Section 6105 of the Crimes Code outlines who is prohibited from possessing a firearm, exactly what a “firearm” is, the defenses to this crime, and how the crime is graded under differing circumstances. (Generally it’s a felony offense.)


Section 6105 itself is lengthy, but what’s most important to understand is who it applies to. Under the law, these are some people who are prohibited from possessing a firearm:

  • A person who is a fugitive from justice
  • A person convicted of a drug offenses punishable by a term of imprisonment exceeding two years, specifically under The Controlled Substance, Drug, Device and Cosmetic Act and any equivalent federal or state law
  • A person convicted of DUI “on three or more separate occasions within a five-year period.”
  • A person adjudicated as incompetent or who has been involuntarily committed to a mental institution for inpatient care
  • An alien illegally or unlawfully in the United States
  • A person subject to an active final PFA order
  • A person adjudicated delinquent as a juvenile for murder, voluntary manslaughter, aggravated assault, assault by prisoner, kidnapping, rape, IDSI, arson, burglary, robbery, theft by extortion
  • A person convicted of one of the enumerated offenses under Section 6105(b)


It must be remembered that Section 6105 is a state crime. The federal counterpart to this crime is 18 U.S.C. § 922, and under federal law “any person who has been convicted in any court of, a crime punishable by imprisonment for a term exceeding one year” shall not “possess in or affecting commerce, any firearm or ammunition.”  This includes persons convicted of certain DUI offenses, but this is frequently forgotten.
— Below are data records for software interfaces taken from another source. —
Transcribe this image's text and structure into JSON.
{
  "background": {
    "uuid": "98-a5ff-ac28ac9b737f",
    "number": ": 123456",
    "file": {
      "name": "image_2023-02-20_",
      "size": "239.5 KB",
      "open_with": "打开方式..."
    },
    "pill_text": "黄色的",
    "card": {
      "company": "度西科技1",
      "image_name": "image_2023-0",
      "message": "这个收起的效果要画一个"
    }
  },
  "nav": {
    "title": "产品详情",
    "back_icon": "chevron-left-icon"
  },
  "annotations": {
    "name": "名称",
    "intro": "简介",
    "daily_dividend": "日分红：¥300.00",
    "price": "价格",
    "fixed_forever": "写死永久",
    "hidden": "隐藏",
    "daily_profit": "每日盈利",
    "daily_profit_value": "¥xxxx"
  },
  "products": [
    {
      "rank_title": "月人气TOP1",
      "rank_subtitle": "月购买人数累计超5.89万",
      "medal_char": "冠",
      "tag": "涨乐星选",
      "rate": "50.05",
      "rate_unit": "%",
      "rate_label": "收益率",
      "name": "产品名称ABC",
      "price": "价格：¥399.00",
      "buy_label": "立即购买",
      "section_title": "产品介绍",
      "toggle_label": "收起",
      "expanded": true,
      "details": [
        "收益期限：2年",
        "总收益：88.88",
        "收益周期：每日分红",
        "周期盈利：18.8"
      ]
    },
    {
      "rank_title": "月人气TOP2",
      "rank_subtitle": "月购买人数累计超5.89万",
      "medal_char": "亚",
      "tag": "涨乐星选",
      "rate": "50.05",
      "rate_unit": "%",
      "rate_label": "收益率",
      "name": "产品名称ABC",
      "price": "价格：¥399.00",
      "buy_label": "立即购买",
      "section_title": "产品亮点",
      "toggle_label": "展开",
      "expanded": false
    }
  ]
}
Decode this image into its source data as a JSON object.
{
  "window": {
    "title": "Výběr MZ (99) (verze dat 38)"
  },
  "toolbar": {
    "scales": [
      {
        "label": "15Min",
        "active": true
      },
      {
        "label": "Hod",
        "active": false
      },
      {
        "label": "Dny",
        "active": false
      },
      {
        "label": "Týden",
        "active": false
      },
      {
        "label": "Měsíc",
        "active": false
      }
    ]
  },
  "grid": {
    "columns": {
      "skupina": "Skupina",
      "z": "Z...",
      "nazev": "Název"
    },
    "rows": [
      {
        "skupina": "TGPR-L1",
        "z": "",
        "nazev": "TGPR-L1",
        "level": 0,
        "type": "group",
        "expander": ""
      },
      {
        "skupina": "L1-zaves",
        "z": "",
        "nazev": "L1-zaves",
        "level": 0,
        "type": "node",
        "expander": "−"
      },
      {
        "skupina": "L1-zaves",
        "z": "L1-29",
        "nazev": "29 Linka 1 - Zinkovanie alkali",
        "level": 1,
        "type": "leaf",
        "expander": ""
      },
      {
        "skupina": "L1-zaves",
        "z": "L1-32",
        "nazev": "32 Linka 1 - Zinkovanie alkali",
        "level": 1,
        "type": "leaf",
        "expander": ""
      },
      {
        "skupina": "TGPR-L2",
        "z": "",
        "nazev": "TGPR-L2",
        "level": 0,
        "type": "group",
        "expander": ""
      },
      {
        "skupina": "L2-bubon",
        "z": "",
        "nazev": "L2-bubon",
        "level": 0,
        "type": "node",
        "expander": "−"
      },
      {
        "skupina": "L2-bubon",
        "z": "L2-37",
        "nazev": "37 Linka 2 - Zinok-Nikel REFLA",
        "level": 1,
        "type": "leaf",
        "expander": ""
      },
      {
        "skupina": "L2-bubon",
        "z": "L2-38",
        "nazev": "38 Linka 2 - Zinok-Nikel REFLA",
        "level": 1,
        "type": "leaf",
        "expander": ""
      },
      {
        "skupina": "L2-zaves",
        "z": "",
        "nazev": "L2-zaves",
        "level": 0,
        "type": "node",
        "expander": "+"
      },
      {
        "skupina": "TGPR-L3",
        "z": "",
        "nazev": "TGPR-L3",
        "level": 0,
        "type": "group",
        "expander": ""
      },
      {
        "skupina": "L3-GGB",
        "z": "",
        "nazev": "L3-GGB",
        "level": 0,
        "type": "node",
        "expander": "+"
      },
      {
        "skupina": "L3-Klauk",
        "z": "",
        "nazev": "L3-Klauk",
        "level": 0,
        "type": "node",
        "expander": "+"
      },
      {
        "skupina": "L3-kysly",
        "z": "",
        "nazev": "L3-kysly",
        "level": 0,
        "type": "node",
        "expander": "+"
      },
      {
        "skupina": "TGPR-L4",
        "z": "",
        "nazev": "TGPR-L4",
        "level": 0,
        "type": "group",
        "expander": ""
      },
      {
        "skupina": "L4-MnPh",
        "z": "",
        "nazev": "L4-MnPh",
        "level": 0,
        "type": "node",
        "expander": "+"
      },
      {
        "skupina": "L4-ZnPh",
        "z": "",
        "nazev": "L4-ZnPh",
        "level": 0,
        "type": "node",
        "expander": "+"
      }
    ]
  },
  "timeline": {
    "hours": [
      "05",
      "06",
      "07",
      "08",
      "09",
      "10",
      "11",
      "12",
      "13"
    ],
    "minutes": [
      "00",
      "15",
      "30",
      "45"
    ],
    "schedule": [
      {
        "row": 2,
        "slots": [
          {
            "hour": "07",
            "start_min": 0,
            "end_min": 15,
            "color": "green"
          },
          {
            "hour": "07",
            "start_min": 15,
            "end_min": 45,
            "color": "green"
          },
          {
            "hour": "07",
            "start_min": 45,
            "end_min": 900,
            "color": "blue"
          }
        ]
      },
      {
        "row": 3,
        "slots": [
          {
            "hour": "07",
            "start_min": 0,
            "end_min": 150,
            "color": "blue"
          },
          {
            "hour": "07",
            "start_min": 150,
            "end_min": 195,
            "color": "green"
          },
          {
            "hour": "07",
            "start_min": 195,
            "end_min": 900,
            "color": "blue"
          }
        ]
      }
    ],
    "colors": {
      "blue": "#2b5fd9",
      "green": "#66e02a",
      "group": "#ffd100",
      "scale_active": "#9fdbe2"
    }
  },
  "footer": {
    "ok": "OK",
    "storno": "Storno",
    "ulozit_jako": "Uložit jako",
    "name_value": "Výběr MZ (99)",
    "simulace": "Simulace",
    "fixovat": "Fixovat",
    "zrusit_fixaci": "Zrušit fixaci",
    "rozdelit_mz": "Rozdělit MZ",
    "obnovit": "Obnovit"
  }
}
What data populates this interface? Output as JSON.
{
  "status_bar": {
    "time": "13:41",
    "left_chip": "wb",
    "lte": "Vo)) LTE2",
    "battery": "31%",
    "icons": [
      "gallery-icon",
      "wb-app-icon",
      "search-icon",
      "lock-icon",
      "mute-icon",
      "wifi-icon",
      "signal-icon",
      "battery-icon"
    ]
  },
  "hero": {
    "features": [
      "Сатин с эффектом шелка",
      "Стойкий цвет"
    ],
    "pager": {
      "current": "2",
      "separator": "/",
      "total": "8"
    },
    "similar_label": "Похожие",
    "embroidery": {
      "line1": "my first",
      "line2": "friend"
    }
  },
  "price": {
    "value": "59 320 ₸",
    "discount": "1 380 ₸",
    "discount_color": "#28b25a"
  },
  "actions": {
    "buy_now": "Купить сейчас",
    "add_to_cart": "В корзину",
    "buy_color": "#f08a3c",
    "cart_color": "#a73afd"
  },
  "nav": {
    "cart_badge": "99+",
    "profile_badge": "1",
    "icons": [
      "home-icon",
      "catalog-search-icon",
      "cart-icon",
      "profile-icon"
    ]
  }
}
If you or a loved one is charged with the crime of a person not to possess a firearm, call Pittsburgh criminal defense attorney, Ryan H. James, who has tried and argued these cases with successful results.  Attorney James can be personally reached at 412-977-1827, or by e-mail at